On the other hand, one specific incident was a conflict I had with a group member. Typically, we did our own parts and then looked through each others’ parts and gave comments to work on. When I raised my point regarding a change that the group member should make for a better outcome, they refused to do so and justified that they had spent a lot of time and effort on their current work already. Thanks to MNO2705, I was able to identify this behaviour as a result of sunk cost fallacy and status quo bias. Despite this knowledge, my emotional response was anger and frustration. Luckily, I suppressed those emotions enough to say “okay, let’s move on then”. Eventually, they kept their original work.

Upon reflection, what I realised about myself is the possibility that I may not always act according to my self-perception in situations.

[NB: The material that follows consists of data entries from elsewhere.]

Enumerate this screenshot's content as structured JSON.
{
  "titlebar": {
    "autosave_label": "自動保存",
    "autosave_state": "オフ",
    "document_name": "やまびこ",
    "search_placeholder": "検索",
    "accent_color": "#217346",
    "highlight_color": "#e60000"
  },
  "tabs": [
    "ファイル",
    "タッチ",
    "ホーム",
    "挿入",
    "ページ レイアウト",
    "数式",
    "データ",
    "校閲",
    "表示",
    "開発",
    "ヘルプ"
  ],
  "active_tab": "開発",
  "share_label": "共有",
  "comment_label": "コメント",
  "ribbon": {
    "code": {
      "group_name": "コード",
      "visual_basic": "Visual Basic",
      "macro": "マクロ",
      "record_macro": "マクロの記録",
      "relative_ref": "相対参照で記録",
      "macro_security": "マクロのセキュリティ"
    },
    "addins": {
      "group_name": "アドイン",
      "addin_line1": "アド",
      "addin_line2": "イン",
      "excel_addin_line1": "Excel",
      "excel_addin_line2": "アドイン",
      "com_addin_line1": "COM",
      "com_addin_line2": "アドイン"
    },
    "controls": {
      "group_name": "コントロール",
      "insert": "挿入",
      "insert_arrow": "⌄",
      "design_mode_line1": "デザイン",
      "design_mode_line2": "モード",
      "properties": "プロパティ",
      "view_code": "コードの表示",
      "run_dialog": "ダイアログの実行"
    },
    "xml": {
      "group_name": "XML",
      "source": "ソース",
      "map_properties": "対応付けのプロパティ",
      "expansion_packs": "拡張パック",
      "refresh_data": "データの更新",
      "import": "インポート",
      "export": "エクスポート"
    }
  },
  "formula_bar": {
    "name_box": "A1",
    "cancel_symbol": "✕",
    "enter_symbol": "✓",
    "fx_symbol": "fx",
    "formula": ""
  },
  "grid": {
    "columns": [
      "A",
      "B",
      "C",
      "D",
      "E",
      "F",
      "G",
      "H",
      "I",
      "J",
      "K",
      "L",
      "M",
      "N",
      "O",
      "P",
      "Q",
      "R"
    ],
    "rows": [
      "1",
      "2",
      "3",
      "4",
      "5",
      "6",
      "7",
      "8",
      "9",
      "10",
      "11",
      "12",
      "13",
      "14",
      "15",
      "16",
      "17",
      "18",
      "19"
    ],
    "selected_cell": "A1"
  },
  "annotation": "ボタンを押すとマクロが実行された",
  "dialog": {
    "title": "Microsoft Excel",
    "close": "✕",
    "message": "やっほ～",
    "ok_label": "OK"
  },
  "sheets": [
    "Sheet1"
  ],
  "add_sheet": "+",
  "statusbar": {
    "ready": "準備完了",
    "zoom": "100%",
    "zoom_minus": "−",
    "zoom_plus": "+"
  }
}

When faced with a conflict like the incident mentioned, I did not try to “communicate with the other party to reach common ground”, neither did I try to “let the other party understand the situation better”. I did none of those expected actions. I believe I am an assertive person, but I was not. Instead, I became a yes-woman and chose peace and harmony as my immediate response. Knowing that I may not always act as I say or thought I would was a truly terrifying realisation. Perhaps it was the context? After all, that was merely a group project and after 13 weeks, we won’t see each other again and I don’t want any hard feelings. Maybe I am actually afraid of conflicts and choose to take the easy way out by avoiding them? Maybe when there is someone more strong-headed than me, I give in and become the “beta”? Maybe this, maybe that, I don’t know. I had extrapolated this thought to my future interviews, when I am asked situational questions focused on leadership and decision making. Will I say A, but end up falling short and do B instead? It’s quite a scary thought, but also one to keep me grounded and more accountable towards myself.

Group 3: Individually capable, collectively performing

The third group was like middle ground of the first 2, but so much more. Every member was decently responsible for their allocated work and sufficiently responsive during meetings. They were all capable in delivering their work. Although we did our parts individually with some level of cooperation between pairs or triples, we paid attention to maintaining consistency across everyone’s work, which reflects team synergy. I was very proud of our final product! As the project requirements were very extensive, I am so glad for the couple of proactive group members who would volunteer to take up different parts whenever it was time to split up the work for the next milestone.

In this group, there was a prominent group leader who facilitated meetings and oversaw the team’s progress. They were the one who reviewed everyone’s status and planned what to do by the next meeting. Under such dynamics, I became a supportive team member by sharing my opinions during meetings and clarifying my doubts to prevent miscommunication and ensure everyone was on the same page. Having an active group leader didn’t mean that I could only be a (silent) follower or passive member. With the right attitude, everyone would have their own ways of value adding to the group project for sure.

Overall reflections

From my experiences in these 3 groups, I learnt that I am not just 1 type of team member. I fit into the group by adapting to the current roles taken (naturally or not) by my other groupmates. If there is no one leading the team, I will step up to be the leader. If there is already an enthusiastic and responsible leader in place, I will become a supportive team member. Whichever role one may be, I think that so long as one cares enough for the group project and is prepared to put in the work needed, they would be able to contribute and bring value in their own way.

Thank you for reading!